## Problem to work on
Go through each line of the entries below and tally those containing the string "Nguyen"; give only the total.

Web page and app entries
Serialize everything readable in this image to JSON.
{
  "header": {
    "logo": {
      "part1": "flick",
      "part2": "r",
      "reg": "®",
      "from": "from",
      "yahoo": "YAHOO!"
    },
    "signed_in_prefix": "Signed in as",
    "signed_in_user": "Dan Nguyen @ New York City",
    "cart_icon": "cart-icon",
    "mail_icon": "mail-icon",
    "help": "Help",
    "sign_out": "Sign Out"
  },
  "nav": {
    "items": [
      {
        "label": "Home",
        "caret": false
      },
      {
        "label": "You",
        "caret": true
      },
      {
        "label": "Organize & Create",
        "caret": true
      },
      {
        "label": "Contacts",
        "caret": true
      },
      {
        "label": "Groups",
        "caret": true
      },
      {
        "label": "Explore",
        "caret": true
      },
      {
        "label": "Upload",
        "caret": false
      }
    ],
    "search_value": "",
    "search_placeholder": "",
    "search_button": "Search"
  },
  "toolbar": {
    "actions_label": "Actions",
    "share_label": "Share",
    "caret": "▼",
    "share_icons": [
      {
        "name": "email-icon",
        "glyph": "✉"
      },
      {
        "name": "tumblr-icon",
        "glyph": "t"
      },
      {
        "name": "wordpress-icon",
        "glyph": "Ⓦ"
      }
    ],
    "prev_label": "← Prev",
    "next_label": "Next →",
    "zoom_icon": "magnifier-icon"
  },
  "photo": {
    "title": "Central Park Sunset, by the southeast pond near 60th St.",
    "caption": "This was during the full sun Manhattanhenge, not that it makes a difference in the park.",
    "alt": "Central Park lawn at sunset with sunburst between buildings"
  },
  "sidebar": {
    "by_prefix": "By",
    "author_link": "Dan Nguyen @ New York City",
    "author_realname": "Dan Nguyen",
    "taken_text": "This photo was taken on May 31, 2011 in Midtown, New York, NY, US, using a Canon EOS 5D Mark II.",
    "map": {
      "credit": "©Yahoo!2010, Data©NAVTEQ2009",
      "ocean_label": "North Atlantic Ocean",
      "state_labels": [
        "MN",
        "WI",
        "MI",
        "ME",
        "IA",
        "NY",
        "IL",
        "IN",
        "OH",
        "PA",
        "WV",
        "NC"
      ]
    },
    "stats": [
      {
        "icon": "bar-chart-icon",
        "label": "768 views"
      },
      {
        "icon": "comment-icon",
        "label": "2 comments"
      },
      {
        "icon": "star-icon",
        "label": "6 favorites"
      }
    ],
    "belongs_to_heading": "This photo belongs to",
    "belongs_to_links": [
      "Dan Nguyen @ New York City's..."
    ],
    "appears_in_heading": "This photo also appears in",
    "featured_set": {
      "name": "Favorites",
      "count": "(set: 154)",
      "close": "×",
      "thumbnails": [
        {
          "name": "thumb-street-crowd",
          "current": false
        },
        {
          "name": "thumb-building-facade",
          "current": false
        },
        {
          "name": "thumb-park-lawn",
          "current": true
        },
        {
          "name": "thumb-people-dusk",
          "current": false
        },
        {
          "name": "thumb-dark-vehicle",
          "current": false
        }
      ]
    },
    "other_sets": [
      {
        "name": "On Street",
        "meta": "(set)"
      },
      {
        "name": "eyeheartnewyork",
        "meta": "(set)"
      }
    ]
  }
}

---

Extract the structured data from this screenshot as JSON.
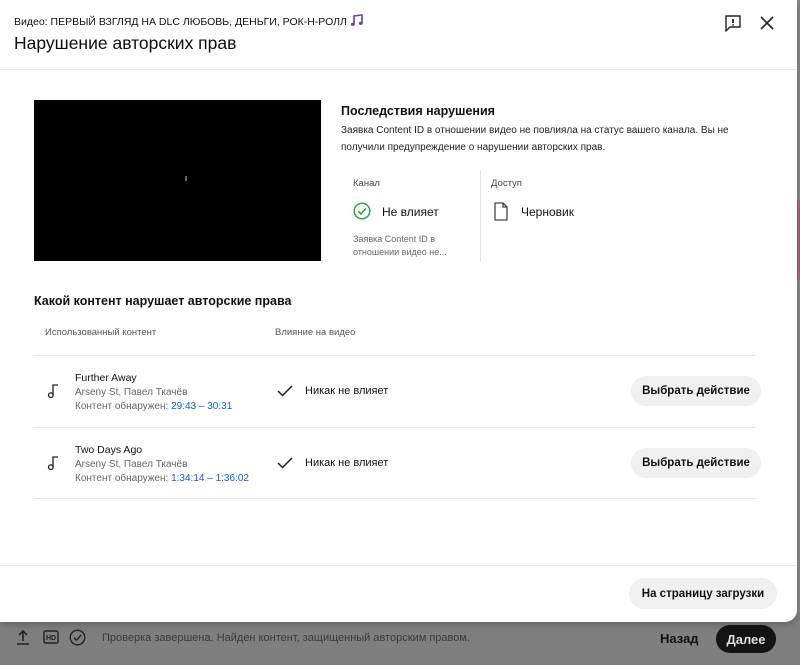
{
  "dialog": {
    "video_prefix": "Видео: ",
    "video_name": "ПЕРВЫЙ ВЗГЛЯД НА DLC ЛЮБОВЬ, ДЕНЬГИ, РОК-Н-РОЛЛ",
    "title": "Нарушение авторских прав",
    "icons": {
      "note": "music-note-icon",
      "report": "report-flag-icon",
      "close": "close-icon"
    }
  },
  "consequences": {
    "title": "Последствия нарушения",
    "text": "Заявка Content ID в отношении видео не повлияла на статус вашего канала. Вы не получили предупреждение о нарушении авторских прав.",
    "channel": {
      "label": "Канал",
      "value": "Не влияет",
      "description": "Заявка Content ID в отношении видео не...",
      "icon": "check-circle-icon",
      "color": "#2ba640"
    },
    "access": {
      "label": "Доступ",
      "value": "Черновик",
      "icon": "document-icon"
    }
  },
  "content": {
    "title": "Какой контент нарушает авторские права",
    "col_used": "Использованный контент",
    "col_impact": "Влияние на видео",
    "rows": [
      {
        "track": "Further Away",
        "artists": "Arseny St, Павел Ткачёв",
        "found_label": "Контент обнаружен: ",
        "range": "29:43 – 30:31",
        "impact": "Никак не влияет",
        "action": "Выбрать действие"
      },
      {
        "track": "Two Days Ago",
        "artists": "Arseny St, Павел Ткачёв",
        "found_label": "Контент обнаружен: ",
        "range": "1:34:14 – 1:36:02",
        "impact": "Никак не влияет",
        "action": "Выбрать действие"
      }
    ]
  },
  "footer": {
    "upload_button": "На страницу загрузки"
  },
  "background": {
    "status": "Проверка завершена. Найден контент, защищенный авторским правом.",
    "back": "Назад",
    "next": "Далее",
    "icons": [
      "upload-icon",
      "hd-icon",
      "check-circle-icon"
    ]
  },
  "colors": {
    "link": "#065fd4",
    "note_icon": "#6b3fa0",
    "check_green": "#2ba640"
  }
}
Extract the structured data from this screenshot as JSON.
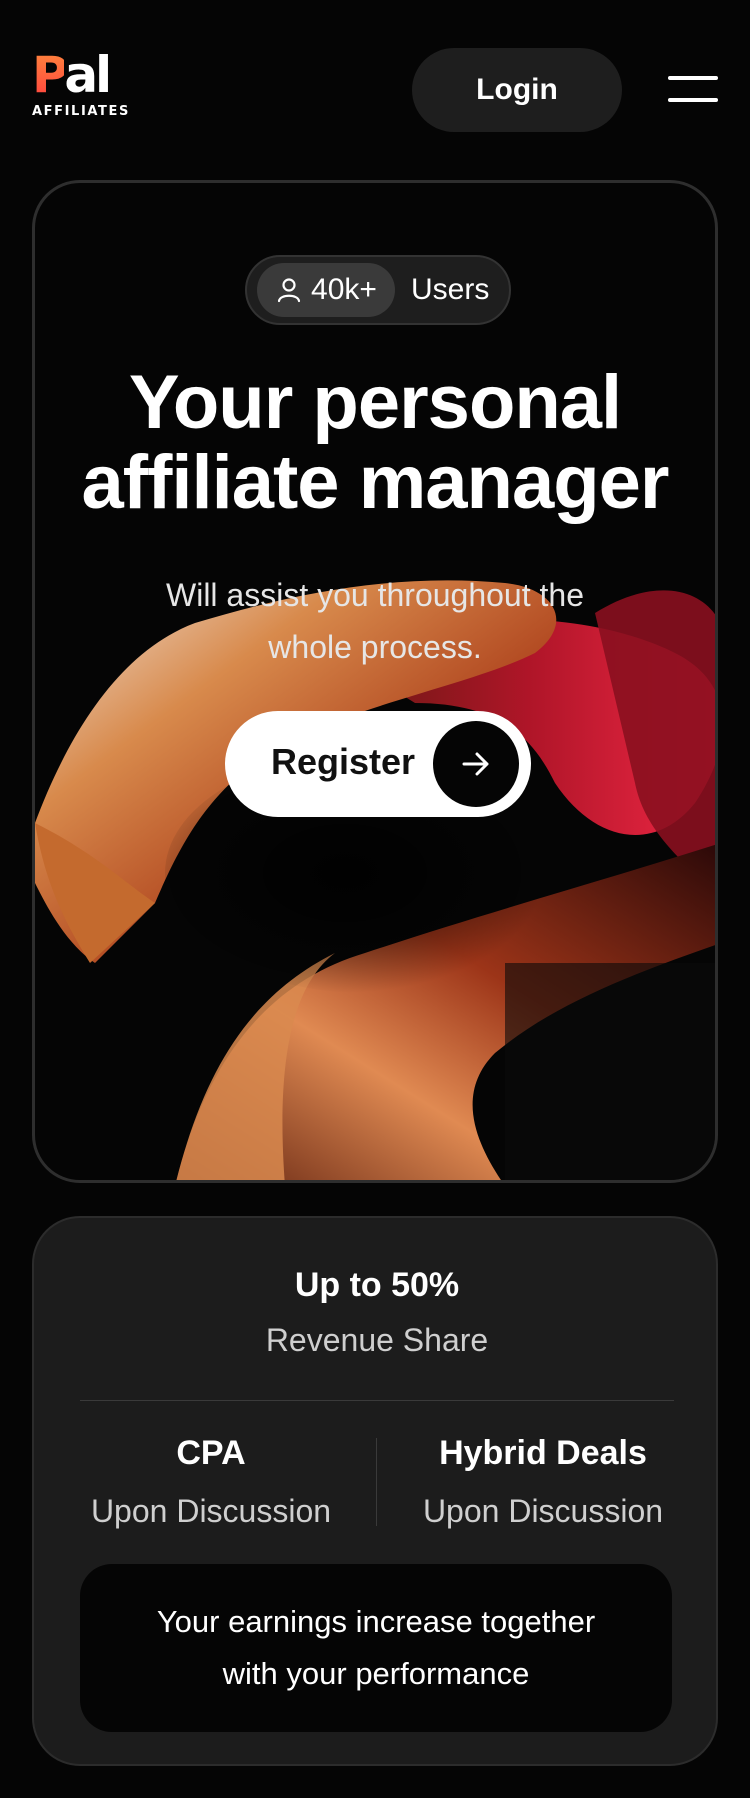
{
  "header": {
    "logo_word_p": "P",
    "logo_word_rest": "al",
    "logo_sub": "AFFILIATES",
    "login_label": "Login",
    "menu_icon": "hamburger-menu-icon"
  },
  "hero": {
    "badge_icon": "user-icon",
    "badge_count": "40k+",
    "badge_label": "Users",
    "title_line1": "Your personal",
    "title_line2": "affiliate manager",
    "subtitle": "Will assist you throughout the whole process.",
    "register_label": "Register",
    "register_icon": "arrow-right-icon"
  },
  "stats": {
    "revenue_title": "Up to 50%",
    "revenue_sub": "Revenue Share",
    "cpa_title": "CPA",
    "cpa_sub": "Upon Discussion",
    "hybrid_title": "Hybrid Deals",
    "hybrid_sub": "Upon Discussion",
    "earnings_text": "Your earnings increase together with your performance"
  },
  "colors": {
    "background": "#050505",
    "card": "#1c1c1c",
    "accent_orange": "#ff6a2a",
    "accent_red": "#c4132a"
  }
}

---

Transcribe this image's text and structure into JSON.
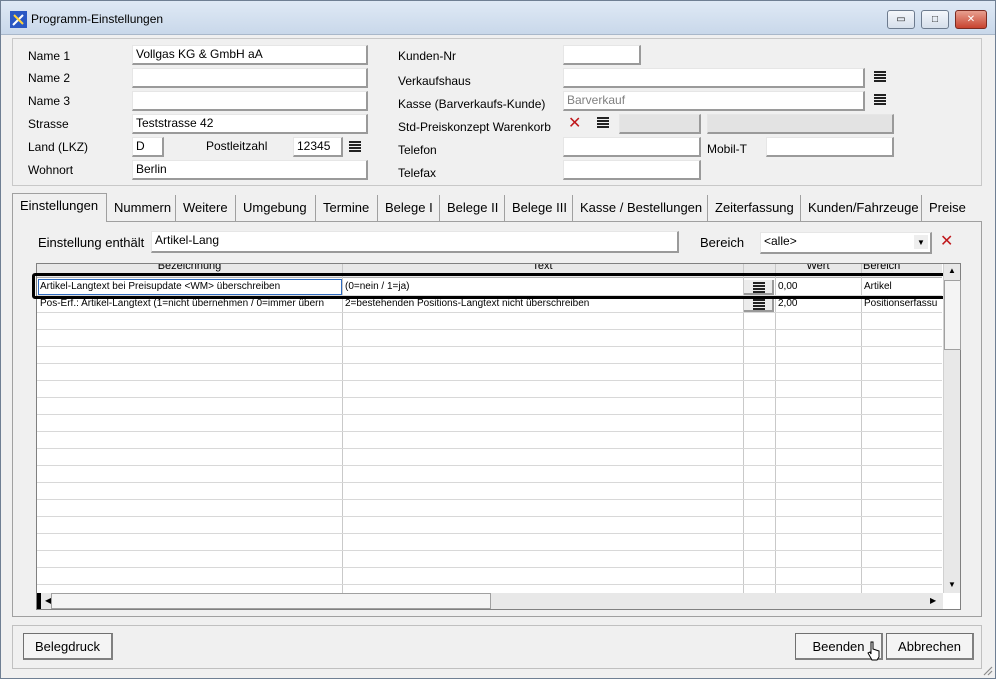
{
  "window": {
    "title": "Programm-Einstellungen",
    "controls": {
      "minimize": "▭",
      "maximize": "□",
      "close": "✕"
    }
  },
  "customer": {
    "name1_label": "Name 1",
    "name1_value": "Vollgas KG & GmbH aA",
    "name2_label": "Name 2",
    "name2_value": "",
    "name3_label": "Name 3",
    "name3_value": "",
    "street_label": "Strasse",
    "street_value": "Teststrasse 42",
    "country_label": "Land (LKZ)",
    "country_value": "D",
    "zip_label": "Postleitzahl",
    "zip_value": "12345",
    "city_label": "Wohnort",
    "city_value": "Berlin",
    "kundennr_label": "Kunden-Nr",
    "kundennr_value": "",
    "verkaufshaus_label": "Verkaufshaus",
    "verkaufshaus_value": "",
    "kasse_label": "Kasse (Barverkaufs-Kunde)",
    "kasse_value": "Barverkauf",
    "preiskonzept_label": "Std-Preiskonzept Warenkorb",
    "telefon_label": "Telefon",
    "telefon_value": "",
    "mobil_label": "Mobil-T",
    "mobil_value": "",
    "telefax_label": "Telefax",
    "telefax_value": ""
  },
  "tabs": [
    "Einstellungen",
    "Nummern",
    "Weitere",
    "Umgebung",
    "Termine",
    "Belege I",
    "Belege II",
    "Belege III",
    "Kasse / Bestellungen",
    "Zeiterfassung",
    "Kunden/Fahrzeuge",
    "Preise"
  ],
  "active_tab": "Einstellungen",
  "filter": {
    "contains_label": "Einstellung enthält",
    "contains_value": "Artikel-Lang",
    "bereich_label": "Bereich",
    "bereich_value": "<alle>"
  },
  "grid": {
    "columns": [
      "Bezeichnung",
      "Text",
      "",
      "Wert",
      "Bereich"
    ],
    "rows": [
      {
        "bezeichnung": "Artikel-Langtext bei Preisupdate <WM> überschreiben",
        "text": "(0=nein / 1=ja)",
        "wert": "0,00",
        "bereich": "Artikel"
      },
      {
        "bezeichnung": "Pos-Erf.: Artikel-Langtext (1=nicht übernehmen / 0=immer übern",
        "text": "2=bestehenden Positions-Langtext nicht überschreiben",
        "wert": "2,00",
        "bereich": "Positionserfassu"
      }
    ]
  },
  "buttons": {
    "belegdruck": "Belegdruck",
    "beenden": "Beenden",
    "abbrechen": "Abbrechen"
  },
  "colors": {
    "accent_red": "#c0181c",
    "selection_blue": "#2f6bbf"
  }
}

## Reply to the task
4